WASHINGTON (AP) -- In letters from his last hideout, Osama bin Laden fretted about dysfunction in his terrorist network and the loss of trust from Muslims he wished to incite against their government and the West.
A selection of documents seized in last year's raid on bin Laden's Pakistan house was posted online Thursday by the U.S. Army's Combating Terrorism Center.
While bin Laden saw al-Qaida's standing with Muslim populations at risk of crumbling, the documents show he remained focused on attacking Americans and coming up with plots, however improbable, to kill U.S. leaders.
He wished especially to target airplanes carrying Gen. David Petraeus and even President Barack Obama, reasoning that an assassination would elevate an "utterly unprepared" Vice President Joe Biden into the presidency and plunge the U.S. into crisis.

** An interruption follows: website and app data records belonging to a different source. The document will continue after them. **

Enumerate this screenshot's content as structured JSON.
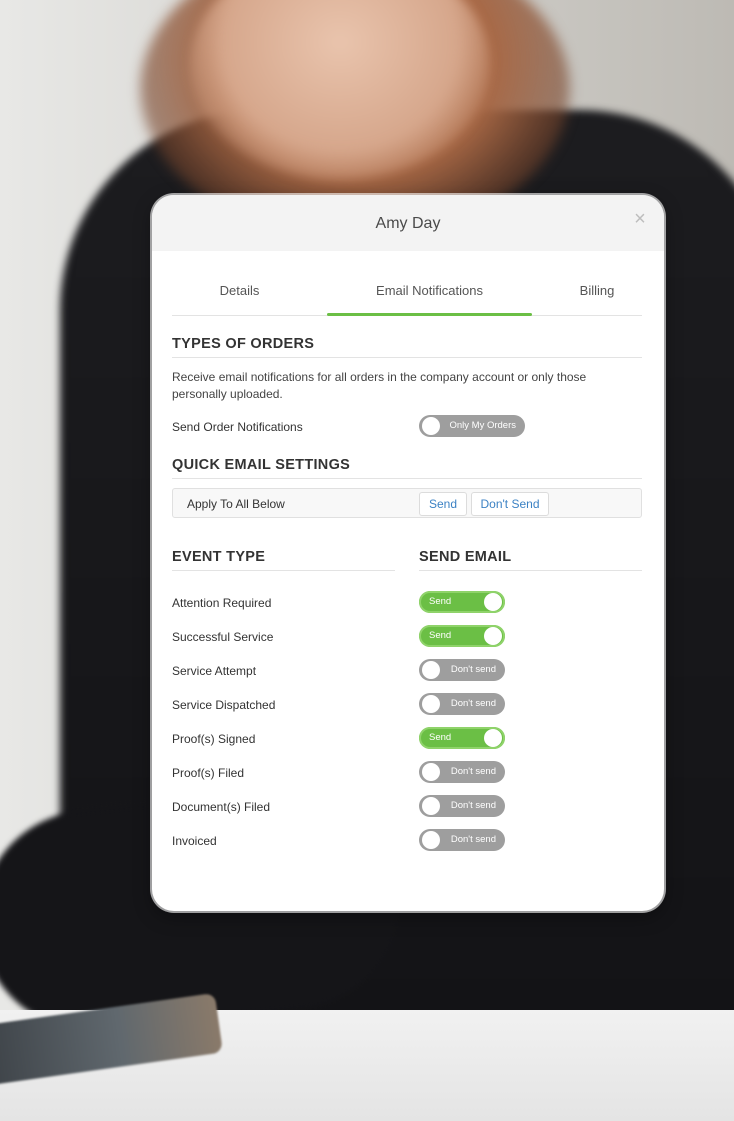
{
  "modal": {
    "title": "Amy Day",
    "close_icon": "close-icon"
  },
  "tabs": [
    {
      "label": "Details",
      "active": false
    },
    {
      "label": "Email Notifications",
      "active": true
    },
    {
      "label": "Billing",
      "active": false
    }
  ],
  "types_of_orders": {
    "title": "TYPES OF ORDERS",
    "description": "Receive email notifications for all orders in the company account or only those personally uploaded.",
    "send_label": "Send Order Notifications",
    "toggle_text": "Only My Orders",
    "toggle_on": false
  },
  "quick_settings": {
    "title": "QUICK EMAIL SETTINGS",
    "apply_label": "Apply To All Below",
    "send_button": "Send",
    "dont_send_button": "Don't Send"
  },
  "events": {
    "event_header": "EVENT TYPE",
    "send_header": "SEND EMAIL",
    "items": [
      {
        "label": "Attention Required",
        "state_text": "Send",
        "on": true
      },
      {
        "label": "Successful Service",
        "state_text": "Send",
        "on": true
      },
      {
        "label": "Service Attempt",
        "state_text": "Don't send",
        "on": false
      },
      {
        "label": "Service Dispatched",
        "state_text": "Don't send",
        "on": false
      },
      {
        "label": "Proof(s) Signed",
        "state_text": "Send",
        "on": true
      },
      {
        "label": "Proof(s) Filed",
        "state_text": "Don't send",
        "on": false
      },
      {
        "label": "Document(s) Filed",
        "state_text": "Don't send",
        "on": false
      },
      {
        "label": "Invoiced",
        "state_text": "Don't send",
        "on": false
      }
    ]
  },
  "colors": {
    "accent_green": "#6bbf45",
    "toggle_off": "#9e9e9e",
    "link_blue": "#3c82c4"
  }
}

THIS IS A BREAKING NEWS UPDATE. Check back soon for further information. AP's earlier story is below.
The world will soon be able to read the last words of Osama bin Laden as he struggled to command the attention of his far-flung terror network.

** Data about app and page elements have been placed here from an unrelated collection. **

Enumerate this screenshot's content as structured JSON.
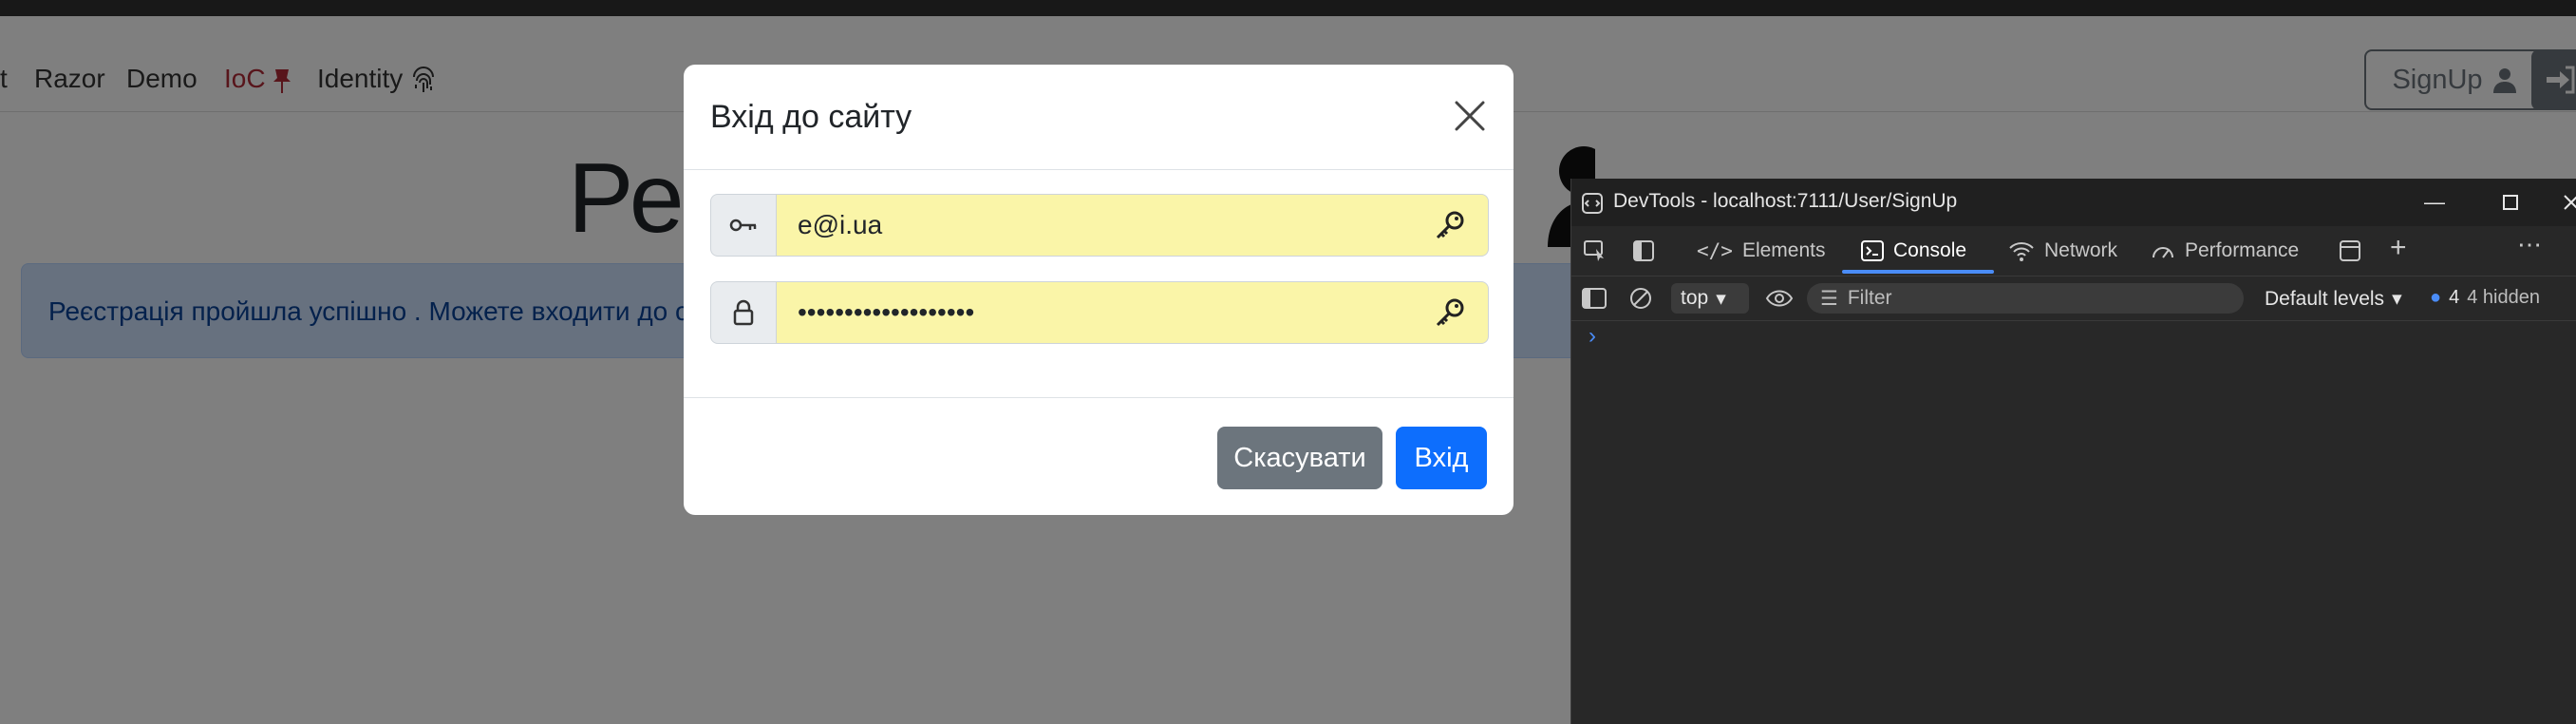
{
  "nav": {
    "items": [
      "t",
      "Razor",
      "Demo",
      "IoC",
      "Identity"
    ],
    "signup_label": "SignUp"
  },
  "page": {
    "heading_visible": "Рее",
    "alert_text": "Реєстрація пройшла успішно . Можете входити до с"
  },
  "modal": {
    "title": "Вхід до сайту",
    "email_value": "e@i.ua",
    "password_value": "•••••••••••••••••••",
    "cancel_label": "Скасувати",
    "login_label": "Вхід"
  },
  "devtools": {
    "title": "DevTools - localhost:7111/User/SignUp",
    "tabs": [
      "Elements",
      "Console",
      "Network",
      "Performance"
    ],
    "context": "top",
    "filter_placeholder": "Filter",
    "levels": "Default levels",
    "issues_count": "4",
    "hidden": "4 hidden"
  },
  "colors": {
    "primary": "#0d6efd",
    "secondary": "#6c757d",
    "ioc_red": "#b02a37",
    "autofill_yellow": "#faf5a8",
    "devtools_bg": "#282828"
  }
}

A selection of documents seized in last year's raid on bin Laden's house in Pakistan will be posted online Thursday by the Army's Combating Terrorism Center at the U.S. Military Academy.
The correspondence shows a leader revered but sometimes ignored by field commanders, who dismissed him as out of touch even as he urged them to keep attacking U.S. targets.

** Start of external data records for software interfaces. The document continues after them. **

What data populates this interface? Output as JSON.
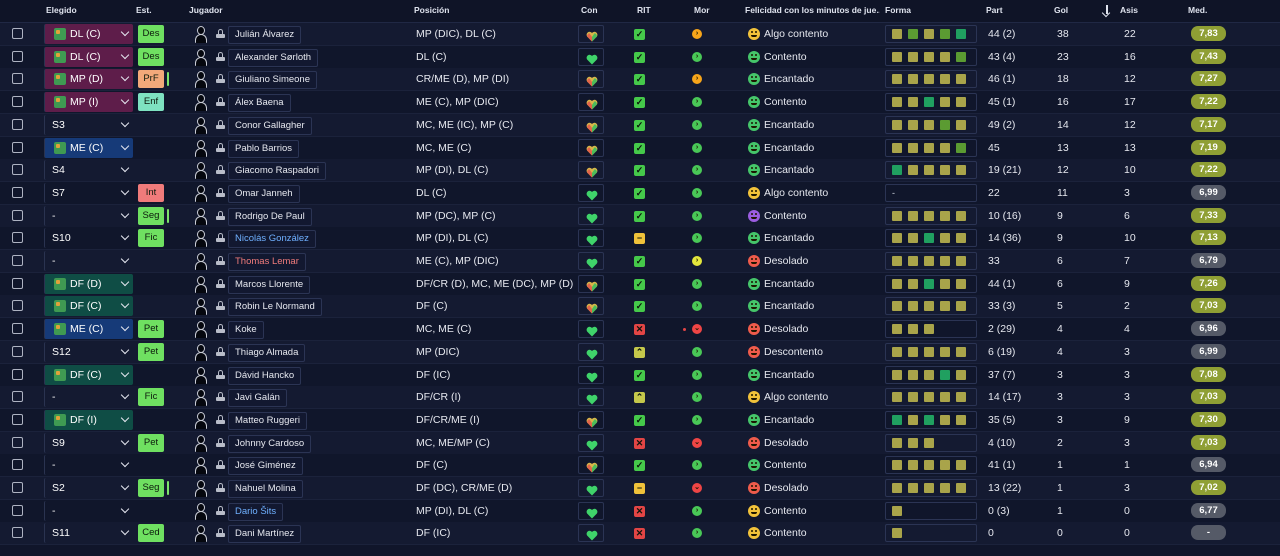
{
  "headers": {
    "elegido": "Elegido",
    "est": "Est.",
    "jugador": "Jugador",
    "posicion": "Posición",
    "con": "Con",
    "rit": "RIT",
    "mor": "Mor",
    "felicidad": "Felicidad con los minutos de jue…",
    "forma": "Forma",
    "part": "Part",
    "gol": "Gol",
    "asis": "Asis",
    "med": "Med."
  },
  "colors": {
    "sel": {
      "mag": "#5e1d4a",
      "grn": "#0f4d45",
      "blu": "#163a78"
    },
    "status": {
      "Des": "#6fe061",
      "PrF": "#f2a97a",
      "Enf": "#7ee2c1",
      "Int": "#f07b7b",
      "Seg": "#6fe061",
      "Fic": "#6fe061",
      "Pet": "#6fe061",
      "Ced": "#6fe061"
    },
    "rit": {
      "check": "#45c94a",
      "dash": "#f0c23a",
      "x": "#e24545",
      "up": "#c5c84b"
    },
    "mor": {
      "orange": "#f7a51a",
      "green": "#49c857",
      "yellow": "#e3e63c",
      "red": "#ef4545"
    },
    "face": {
      "green": "#45c56a",
      "yellow": "#f1c23a",
      "red": "#ee5b4b",
      "purple": "#9b5de0"
    },
    "form": {
      "olive": "#a9a44a",
      "green": "#5b9b32",
      "teal": "#20a060",
      "lime": "#83a53a"
    },
    "badge": {
      "olive": "#8f9f34",
      "lightgreen": "#6c9a2c",
      "grey": "#555a67"
    },
    "heart": {
      "green": "#3fd36a",
      "multi": "#d7b64a"
    }
  },
  "rows": [
    {
      "sel": "DL (C)",
      "selColor": "mag",
      "selIcon": true,
      "status": "Des",
      "name": "Julián Álvarez",
      "pos": "MP (DIC), DL (C)",
      "con": "multi",
      "rit": "check",
      "mor": "orange",
      "face": "yellow",
      "happy": "Algo contento",
      "form": [
        "olive",
        "green",
        "olive",
        "green",
        "teal"
      ],
      "part": "44 (2)",
      "gol": "38",
      "asis": "22",
      "med": "7,83",
      "medColor": "olive"
    },
    {
      "sel": "DL (C)",
      "selColor": "mag",
      "selIcon": true,
      "status": "Des",
      "name": "Alexander Sørloth",
      "pos": "DL (C)",
      "con": "green",
      "rit": "check",
      "mor": "green",
      "face": "green",
      "happy": "Contento",
      "form": [
        "olive",
        "olive",
        "olive",
        "olive",
        "green"
      ],
      "part": "43 (4)",
      "gol": "23",
      "asis": "16",
      "med": "7,43",
      "medColor": "olive"
    },
    {
      "sel": "MP (D)",
      "selColor": "mag",
      "selIcon": true,
      "status": "PrF",
      "statusTail": true,
      "name": "Giuliano Simeone",
      "pos": "CR/ME (D), MP (DI)",
      "con": "multi",
      "rit": "check",
      "mor": "orange",
      "face": "green",
      "happy": "Encantado",
      "form": [
        "olive",
        "olive",
        "olive",
        "olive",
        "olive"
      ],
      "part": "46 (1)",
      "gol": "18",
      "asis": "12",
      "med": "7,27",
      "medColor": "olive"
    },
    {
      "sel": "MP (I)",
      "selColor": "mag",
      "selIcon": true,
      "status": "Enf",
      "name": "Álex Baena",
      "pos": "ME (C), MP (DIC)",
      "con": "multi",
      "rit": "check",
      "mor": "green",
      "face": "green",
      "happy": "Contento",
      "form": [
        "olive",
        "olive",
        "teal",
        "olive",
        "olive"
      ],
      "part": "45 (1)",
      "gol": "16",
      "asis": "17",
      "med": "7,22",
      "medColor": "olive"
    },
    {
      "sel": "S3",
      "selColor": "plain",
      "selIcon": false,
      "status": "",
      "name": "Conor Gallagher",
      "pos": "MC, ME (IC), MP (C)",
      "con": "multi",
      "rit": "check",
      "mor": "green",
      "face": "green",
      "happy": "Encantado",
      "form": [
        "olive",
        "olive",
        "olive",
        "green",
        "olive"
      ],
      "part": "49 (2)",
      "gol": "14",
      "asis": "12",
      "med": "7,17",
      "medColor": "olive"
    },
    {
      "sel": "ME (C)",
      "selColor": "blu",
      "selIcon": true,
      "status": "",
      "name": "Pablo Barrios",
      "pos": "MC, ME (C)",
      "con": "multi",
      "rit": "check",
      "mor": "green",
      "face": "green",
      "happy": "Encantado",
      "form": [
        "olive",
        "olive",
        "olive",
        "olive",
        "green"
      ],
      "part": "45",
      "gol": "13",
      "asis": "13",
      "med": "7,19",
      "medColor": "olive"
    },
    {
      "sel": "S4",
      "selColor": "plain",
      "selIcon": false,
      "status": "",
      "name": "Giacomo Raspadori",
      "pos": "MP (DI), DL (C)",
      "con": "multi",
      "rit": "check",
      "mor": "green",
      "face": "green",
      "happy": "Encantado",
      "form": [
        "teal",
        "olive",
        "olive",
        "olive",
        "olive"
      ],
      "part": "19 (21)",
      "gol": "12",
      "asis": "10",
      "med": "7,22",
      "medColor": "olive"
    },
    {
      "sel": "S7",
      "selColor": "plain",
      "selIcon": false,
      "status": "Int",
      "name": "Omar Janneh",
      "pos": "DL (C)",
      "con": "green",
      "rit": "check",
      "mor": "green",
      "face": "yellow",
      "happy": "Algo contento",
      "formDash": "-",
      "form": [],
      "part": "22",
      "gol": "11",
      "asis": "3",
      "med": "6,99",
      "medColor": "grey"
    },
    {
      "sel": "-",
      "selColor": "plain",
      "selIcon": false,
      "status": "Seg",
      "statusTail": true,
      "name": "Rodrigo De Paul",
      "pos": "MP (DC), MP (C)",
      "con": "green",
      "rit": "check",
      "mor": "green",
      "face": "purple",
      "happy": "Contento",
      "form": [
        "olive",
        "olive",
        "olive",
        "olive",
        "olive"
      ],
      "part": "10 (16)",
      "gol": "9",
      "asis": "6",
      "med": "7,33",
      "medColor": "olive"
    },
    {
      "sel": "S10",
      "selColor": "plain",
      "selIcon": false,
      "status": "Fic",
      "name": "Nicolás González",
      "nameColor": "#6fb0ff",
      "pos": "MP (DI), DL (C)",
      "con": "green",
      "rit": "dash",
      "mor": "green",
      "face": "green",
      "happy": "Encantado",
      "form": [
        "olive",
        "olive",
        "teal",
        "olive",
        "olive"
      ],
      "part": "14 (36)",
      "gol": "9",
      "asis": "10",
      "med": "7,13",
      "medColor": "olive"
    },
    {
      "sel": "-",
      "selColor": "plain",
      "selIcon": false,
      "status": "",
      "name": "Thomas Lemar",
      "nameColor": "#f07b7b",
      "pos": "ME (C), MP (DIC)",
      "con": "green",
      "rit": "check",
      "mor": "yellow",
      "face": "red",
      "happy": "Desolado",
      "form": [
        "olive",
        "olive",
        "olive",
        "olive",
        "olive"
      ],
      "part": "33",
      "gol": "6",
      "asis": "7",
      "med": "6,79",
      "medColor": "grey"
    },
    {
      "sel": "DF (D)",
      "selColor": "grn",
      "selIcon": true,
      "status": "",
      "name": "Marcos Llorente",
      "pos": "DF/CR (D), MC, ME (DC), MP (D)",
      "con": "multi",
      "rit": "check",
      "mor": "green",
      "face": "green",
      "happy": "Encantado",
      "form": [
        "olive",
        "olive",
        "teal",
        "olive",
        "olive"
      ],
      "part": "44 (1)",
      "gol": "6",
      "asis": "9",
      "med": "7,26",
      "medColor": "olive"
    },
    {
      "sel": "DF (C)",
      "selColor": "grn",
      "selIcon": true,
      "status": "",
      "name": "Robin Le Normand",
      "pos": "DF (C)",
      "con": "multi",
      "rit": "check",
      "mor": "green",
      "face": "green",
      "happy": "Encantado",
      "form": [
        "olive",
        "olive",
        "olive",
        "olive",
        "olive"
      ],
      "part": "33 (3)",
      "gol": "5",
      "asis": "2",
      "med": "7,03",
      "medColor": "olive"
    },
    {
      "sel": "ME (C)",
      "selColor": "blu",
      "selIcon": true,
      "status": "Pet",
      "name": "Koke",
      "pos": "MC, ME (C)",
      "con": "green",
      "rit": "x",
      "mor": "red",
      "morDot": true,
      "face": "red",
      "happy": "Desolado",
      "form": [
        "olive",
        "olive",
        "olive"
      ],
      "part": "2 (29)",
      "gol": "4",
      "asis": "4",
      "med": "6,96",
      "medColor": "grey"
    },
    {
      "sel": "S12",
      "selColor": "plain",
      "selIcon": false,
      "status": "Pet",
      "name": "Thiago Almada",
      "pos": "MP (DIC)",
      "con": "green",
      "rit": "up",
      "mor": "green",
      "face": "red",
      "happy": "Descontento",
      "form": [
        "olive",
        "olive",
        "olive",
        "olive",
        "olive"
      ],
      "part": "6 (19)",
      "gol": "4",
      "asis": "3",
      "med": "6,99",
      "medColor": "grey"
    },
    {
      "sel": "DF (C)",
      "selColor": "grn",
      "selIcon": true,
      "status": "",
      "name": "Dávid Hancko",
      "pos": "DF (IC)",
      "con": "green",
      "rit": "check",
      "mor": "green",
      "face": "green",
      "happy": "Encantado",
      "form": [
        "olive",
        "olive",
        "olive",
        "teal",
        "olive"
      ],
      "part": "37 (7)",
      "gol": "3",
      "asis": "3",
      "med": "7,08",
      "medColor": "olive"
    },
    {
      "sel": "-",
      "selColor": "plain",
      "selIcon": false,
      "status": "Fic",
      "name": "Javi Galán",
      "pos": "DF/CR (I)",
      "con": "green",
      "rit": "up",
      "mor": "green",
      "face": "yellow",
      "happy": "Algo contento",
      "form": [
        "olive",
        "olive",
        "olive",
        "olive",
        "olive"
      ],
      "part": "14 (17)",
      "gol": "3",
      "asis": "3",
      "med": "7,03",
      "medColor": "olive"
    },
    {
      "sel": "DF (I)",
      "selColor": "grn",
      "selIcon": true,
      "status": "",
      "name": "Matteo Ruggeri",
      "pos": "DF/CR/ME (I)",
      "con": "multi",
      "rit": "check",
      "mor": "green",
      "face": "green",
      "happy": "Encantado",
      "form": [
        "teal",
        "olive",
        "teal",
        "olive",
        "olive"
      ],
      "part": "35 (5)",
      "gol": "3",
      "asis": "9",
      "med": "7,30",
      "medColor": "olive"
    },
    {
      "sel": "S9",
      "selColor": "plain",
      "selIcon": false,
      "status": "Pet",
      "name": "Johnny Cardoso",
      "pos": "MC, ME/MP (C)",
      "con": "green",
      "rit": "x",
      "mor": "red",
      "face": "red",
      "happy": "Desolado",
      "form": [
        "olive",
        "olive",
        "olive"
      ],
      "part": "4 (10)",
      "gol": "2",
      "asis": "3",
      "med": "7,03",
      "medColor": "olive"
    },
    {
      "sel": "-",
      "selColor": "plain",
      "selIcon": false,
      "status": "",
      "name": "José Giménez",
      "pos": "DF (C)",
      "con": "multi",
      "rit": "check",
      "mor": "green",
      "face": "green",
      "happy": "Contento",
      "form": [
        "olive",
        "olive",
        "olive",
        "olive",
        "olive"
      ],
      "part": "41 (1)",
      "gol": "1",
      "asis": "1",
      "med": "6,94",
      "medColor": "grey"
    },
    {
      "sel": "S2",
      "selColor": "plain",
      "selIcon": false,
      "status": "Seg",
      "statusTail": true,
      "name": "Nahuel Molina",
      "pos": "DF (DC), CR/ME (D)",
      "con": "green",
      "rit": "dash",
      "mor": "red",
      "face": "red",
      "happy": "Desolado",
      "form": [
        "olive",
        "olive",
        "olive",
        "olive",
        "olive"
      ],
      "part": "13 (22)",
      "gol": "1",
      "asis": "3",
      "med": "7,02",
      "medColor": "olive"
    },
    {
      "sel": "-",
      "selColor": "plain",
      "selIcon": false,
      "status": "",
      "name": "Dario Šits",
      "nameColor": "#6fb0ff",
      "pos": "MP (DI), DL (C)",
      "con": "green",
      "rit": "x",
      "mor": "green",
      "face": "yellow",
      "happy": "Contento",
      "form": [
        "olive"
      ],
      "part": "0 (3)",
      "gol": "1",
      "asis": "0",
      "med": "6,77",
      "medColor": "grey"
    },
    {
      "sel": "S11",
      "selColor": "plain",
      "selIcon": false,
      "status": "Ced",
      "name": "Dani Martínez",
      "pos": "DF (IC)",
      "con": "green",
      "rit": "x",
      "mor": "green",
      "face": "yellow",
      "happy": "Contento",
      "form": [
        "olive"
      ],
      "part": "0",
      "gol": "0",
      "asis": "0",
      "med": "-",
      "medColor": "grey"
    }
  ]
}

White House counterterrorism chief John Brennan said this week that bin Laden's own words confirm that America is safer with him gone.
Brennan says bin Laden wrote of his worries that his leaders were being killed so quickly the group would not survive.